▶
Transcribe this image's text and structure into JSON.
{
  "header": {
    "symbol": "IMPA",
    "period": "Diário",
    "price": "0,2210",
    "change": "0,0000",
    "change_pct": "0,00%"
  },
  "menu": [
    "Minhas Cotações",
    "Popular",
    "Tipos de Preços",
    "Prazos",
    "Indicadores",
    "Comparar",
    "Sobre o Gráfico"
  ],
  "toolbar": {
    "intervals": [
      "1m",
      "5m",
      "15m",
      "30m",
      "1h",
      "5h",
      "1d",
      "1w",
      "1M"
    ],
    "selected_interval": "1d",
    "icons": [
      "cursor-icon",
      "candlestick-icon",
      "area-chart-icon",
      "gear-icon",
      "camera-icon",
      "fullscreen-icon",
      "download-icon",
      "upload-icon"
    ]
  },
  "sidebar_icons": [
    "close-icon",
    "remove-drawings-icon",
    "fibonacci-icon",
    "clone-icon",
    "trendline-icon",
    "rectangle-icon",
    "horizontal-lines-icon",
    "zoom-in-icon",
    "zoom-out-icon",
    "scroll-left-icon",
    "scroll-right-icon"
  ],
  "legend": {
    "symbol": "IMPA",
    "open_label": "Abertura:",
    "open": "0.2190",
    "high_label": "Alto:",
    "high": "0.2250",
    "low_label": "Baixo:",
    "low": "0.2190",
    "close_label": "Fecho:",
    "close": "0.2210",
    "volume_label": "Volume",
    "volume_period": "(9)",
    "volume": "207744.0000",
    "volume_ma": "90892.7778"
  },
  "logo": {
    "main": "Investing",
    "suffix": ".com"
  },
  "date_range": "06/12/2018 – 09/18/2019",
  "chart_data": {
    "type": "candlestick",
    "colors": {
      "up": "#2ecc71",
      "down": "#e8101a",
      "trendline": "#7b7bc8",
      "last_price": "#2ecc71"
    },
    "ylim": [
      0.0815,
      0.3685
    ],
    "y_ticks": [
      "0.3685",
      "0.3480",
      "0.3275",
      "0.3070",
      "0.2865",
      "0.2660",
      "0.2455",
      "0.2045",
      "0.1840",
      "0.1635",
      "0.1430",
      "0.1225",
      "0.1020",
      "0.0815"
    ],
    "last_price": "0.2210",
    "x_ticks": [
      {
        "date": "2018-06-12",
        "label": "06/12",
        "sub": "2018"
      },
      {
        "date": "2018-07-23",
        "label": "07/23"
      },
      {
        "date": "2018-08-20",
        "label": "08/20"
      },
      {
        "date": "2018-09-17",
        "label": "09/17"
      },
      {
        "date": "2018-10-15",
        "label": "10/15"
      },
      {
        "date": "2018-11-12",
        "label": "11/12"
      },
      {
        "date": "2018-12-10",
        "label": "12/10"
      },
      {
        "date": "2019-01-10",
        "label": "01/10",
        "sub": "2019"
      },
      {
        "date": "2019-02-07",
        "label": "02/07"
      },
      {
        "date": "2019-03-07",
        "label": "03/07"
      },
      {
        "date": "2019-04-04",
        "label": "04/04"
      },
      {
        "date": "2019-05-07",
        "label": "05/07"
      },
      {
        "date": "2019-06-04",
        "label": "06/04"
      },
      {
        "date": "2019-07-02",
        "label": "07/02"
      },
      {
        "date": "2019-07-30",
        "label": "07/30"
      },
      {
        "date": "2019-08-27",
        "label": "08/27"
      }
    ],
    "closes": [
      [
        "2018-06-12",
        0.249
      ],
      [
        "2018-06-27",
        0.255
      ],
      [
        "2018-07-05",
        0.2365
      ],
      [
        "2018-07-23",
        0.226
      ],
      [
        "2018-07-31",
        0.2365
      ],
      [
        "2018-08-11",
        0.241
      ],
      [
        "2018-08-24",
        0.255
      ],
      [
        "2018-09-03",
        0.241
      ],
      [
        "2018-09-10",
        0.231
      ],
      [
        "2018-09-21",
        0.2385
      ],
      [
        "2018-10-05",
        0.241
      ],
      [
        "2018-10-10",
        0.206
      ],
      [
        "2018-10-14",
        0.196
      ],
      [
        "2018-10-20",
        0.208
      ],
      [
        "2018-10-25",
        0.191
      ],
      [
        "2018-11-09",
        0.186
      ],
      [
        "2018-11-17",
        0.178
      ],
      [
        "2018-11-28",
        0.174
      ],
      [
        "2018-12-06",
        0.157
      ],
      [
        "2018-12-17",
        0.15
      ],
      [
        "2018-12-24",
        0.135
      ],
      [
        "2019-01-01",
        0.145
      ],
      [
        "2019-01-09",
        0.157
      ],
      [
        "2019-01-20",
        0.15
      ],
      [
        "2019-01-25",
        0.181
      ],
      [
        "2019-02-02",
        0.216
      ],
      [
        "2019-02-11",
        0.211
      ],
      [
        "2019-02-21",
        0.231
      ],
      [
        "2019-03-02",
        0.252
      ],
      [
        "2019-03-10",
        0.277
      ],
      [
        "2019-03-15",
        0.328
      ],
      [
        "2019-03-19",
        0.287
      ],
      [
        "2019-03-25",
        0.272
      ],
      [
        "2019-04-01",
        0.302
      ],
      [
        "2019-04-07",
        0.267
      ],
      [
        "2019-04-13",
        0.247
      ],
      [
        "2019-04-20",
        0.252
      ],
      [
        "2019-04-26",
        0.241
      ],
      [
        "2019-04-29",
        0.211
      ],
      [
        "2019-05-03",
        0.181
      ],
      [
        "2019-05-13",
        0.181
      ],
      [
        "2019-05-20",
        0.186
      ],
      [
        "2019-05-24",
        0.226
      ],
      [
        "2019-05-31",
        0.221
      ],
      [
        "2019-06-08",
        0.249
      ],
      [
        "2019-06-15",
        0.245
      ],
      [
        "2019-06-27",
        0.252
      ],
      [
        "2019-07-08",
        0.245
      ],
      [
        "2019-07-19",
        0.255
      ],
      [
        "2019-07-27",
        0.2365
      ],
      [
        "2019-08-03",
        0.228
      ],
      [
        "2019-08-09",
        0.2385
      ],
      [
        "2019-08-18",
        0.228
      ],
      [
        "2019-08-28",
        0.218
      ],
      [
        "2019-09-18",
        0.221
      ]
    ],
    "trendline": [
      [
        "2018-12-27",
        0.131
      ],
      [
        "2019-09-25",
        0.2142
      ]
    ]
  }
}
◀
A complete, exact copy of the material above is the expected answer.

Transcribe this image's text and structure into JSON.
{
  "header": {
    "symbol": "IMPA",
    "period": "Diário",
    "price": "0,2210",
    "change": "0,0000",
    "change_pct": "0,00%"
  },
  "menu": [
    "Minhas Cotações",
    "Popular",
    "Tipos de Preços",
    "Prazos",
    "Indicadores",
    "Comparar",
    "Sobre o Gráfico"
  ],
  "toolbar": {
    "intervals": [
      "1m",
      "5m",
      "15m",
      "30m",
      "1h",
      "5h",
      "1d",
      "1w",
      "1M"
    ],
    "selected_interval": "1d",
    "icons": [
      "cursor-icon",
      "candlestick-icon",
      "area-chart-icon",
      "gear-icon",
      "camera-icon",
      "fullscreen-icon",
      "download-icon",
      "upload-icon"
    ]
  },
  "sidebar_icons": [
    "close-icon",
    "remove-drawings-icon",
    "fibonacci-icon",
    "clone-icon",
    "trendline-icon",
    "rectangle-icon",
    "horizontal-lines-icon",
    "zoom-in-icon",
    "zoom-out-icon",
    "scroll-left-icon",
    "scroll-right-icon"
  ],
  "legend": {
    "symbol": "IMPA",
    "open_label": "Abertura:",
    "open": "0.2190",
    "high_label": "Alto:",
    "high": "0.2250",
    "low_label": "Baixo:",
    "low": "0.2190",
    "close_label": "Fecho:",
    "close": "0.2210",
    "volume_label": "Volume",
    "volume_period": "(9)",
    "volume": "207744.0000",
    "volume_ma": "90892.7778"
  },
  "logo": {
    "main": "Investing",
    "suffix": ".com"
  },
  "date_range": "06/12/2018 – 09/18/2019",
  "chart_data": {
    "type": "candlestick",
    "colors": {
      "up": "#2ecc71",
      "down": "#e8101a",
      "trendline": "#7b7bc8",
      "last_price": "#2ecc71"
    },
    "ylim": [
      0.0815,
      0.3685
    ],
    "y_ticks": [
      "0.3685",
      "0.3480",
      "0.3275",
      "0.3070",
      "0.2865",
      "0.2660",
      "0.2455",
      "0.2045",
      "0.1840",
      "0.1635",
      "0.1430",
      "0.1225",
      "0.1020",
      "0.0815"
    ],
    "last_price": "0.2210",
    "x_ticks": [
      {
        "date": "2018-06-12",
        "label": "06/12",
        "sub": "2018"
      },
      {
        "date": "2018-07-23",
        "label": "07/23"
      },
      {
        "date": "2018-08-20",
        "label": "08/20"
      },
      {
        "date": "2018-09-17",
        "label": "09/17"
      },
      {
        "date": "2018-10-15",
        "label": "10/15"
      },
      {
        "date": "2018-11-12",
        "label": "11/12"
      },
      {
        "date": "2018-12-10",
        "label": "12/10"
      },
      {
        "date": "2019-01-10",
        "label": "01/10",
        "sub": "2019"
      },
      {
        "date": "2019-02-07",
        "label": "02/07"
      },
      {
        "date": "2019-03-07",
        "label": "03/07"
      },
      {
        "date": "2019-04-04",
        "label": "04/04"
      },
      {
        "date": "2019-05-07",
        "label": "05/07"
      },
      {
        "date": "2019-06-04",
        "label": "06/04"
      },
      {
        "date": "2019-07-02",
        "label": "07/02"
      },
      {
        "date": "2019-07-30",
        "label": "07/30"
      },
      {
        "date": "2019-08-27",
        "label": "08/27"
      }
    ],
    "closes": [
      [
        "2018-06-12",
        0.249
      ],
      [
        "2018-06-27",
        0.255
      ],
      [
        "2018-07-05",
        0.2365
      ],
      [
        "2018-07-23",
        0.226
      ],
      [
        "2018-07-31",
        0.2365
      ],
      [
        "2018-08-11",
        0.241
      ],
      [
        "2018-08-24",
        0.255
      ],
      [
        "2018-09-03",
        0.241
      ],
      [
        "2018-09-10",
        0.231
      ],
      [
        "2018-09-21",
        0.2385
      ],
      [
        "2018-10-05",
        0.241
      ],
      [
        "2018-10-10",
        0.206
      ],
      [
        "2018-10-14",
        0.196
      ],
      [
        "2018-10-20",
        0.208
      ],
      [
        "2018-10-25",
        0.191
      ],
      [
        "2018-11-09",
        0.186
      ],
      [
        "2018-11-17",
        0.178
      ],
      [
        "2018-11-28",
        0.174
      ],
      [
        "2018-12-06",
        0.157
      ],
      [
        "2018-12-17",
        0.15
      ],
      [
        "2018-12-24",
        0.135
      ],
      [
        "2019-01-01",
        0.145
      ],
      [
        "2019-01-09",
        0.157
      ],
      [
        "2019-01-20",
        0.15
      ],
      [
        "2019-01-25",
        0.181
      ],
      [
        "2019-02-02",
        0.216
      ],
      [
        "2019-02-11",
        0.211
      ],
      [
        "2019-02-21",
        0.231
      ],
      [
        "2019-03-02",
        0.252
      ],
      [
        "2019-03-10",
        0.277
      ],
      [
        "2019-03-15",
        0.328
      ],
      [
        "2019-03-19",
        0.287
      ],
      [
        "2019-03-25",
        0.272
      ],
      [
        "2019-04-01",
        0.302
      ],
      [
        "2019-04-07",
        0.267
      ],
      [
        "2019-04-13",
        0.247
      ],
      [
        "2019-04-20",
        0.252
      ],
      [
        "2019-04-26",
        0.241
      ],
      [
        "2019-04-29",
        0.211
      ],
      [
        "2019-05-03",
        0.181
      ],
      [
        "2019-05-13",
        0.181
      ],
      [
        "2019-05-20",
        0.186
      ],
      [
        "2019-05-24",
        0.226
      ],
      [
        "2019-05-31",
        0.221
      ],
      [
        "2019-06-08",
        0.249
      ],
      [
        "2019-06-15",
        0.245
      ],
      [
        "2019-06-27",
        0.252
      ],
      [
        "2019-07-08",
        0.245
      ],
      [
        "2019-07-19",
        0.255
      ],
      [
        "2019-07-27",
        0.2365
      ],
      [
        "2019-08-03",
        0.228
      ],
      [
        "2019-08-09",
        0.2385
      ],
      [
        "2019-08-18",
        0.228
      ],
      [
        "2019-08-28",
        0.218
      ],
      [
        "2019-09-18",
        0.221
      ]
    ],
    "trendline": [
      [
        "2018-12-27",
        0.131
      ],
      [
        "2019-09-25",
        0.2142
      ]
    ]
  }
}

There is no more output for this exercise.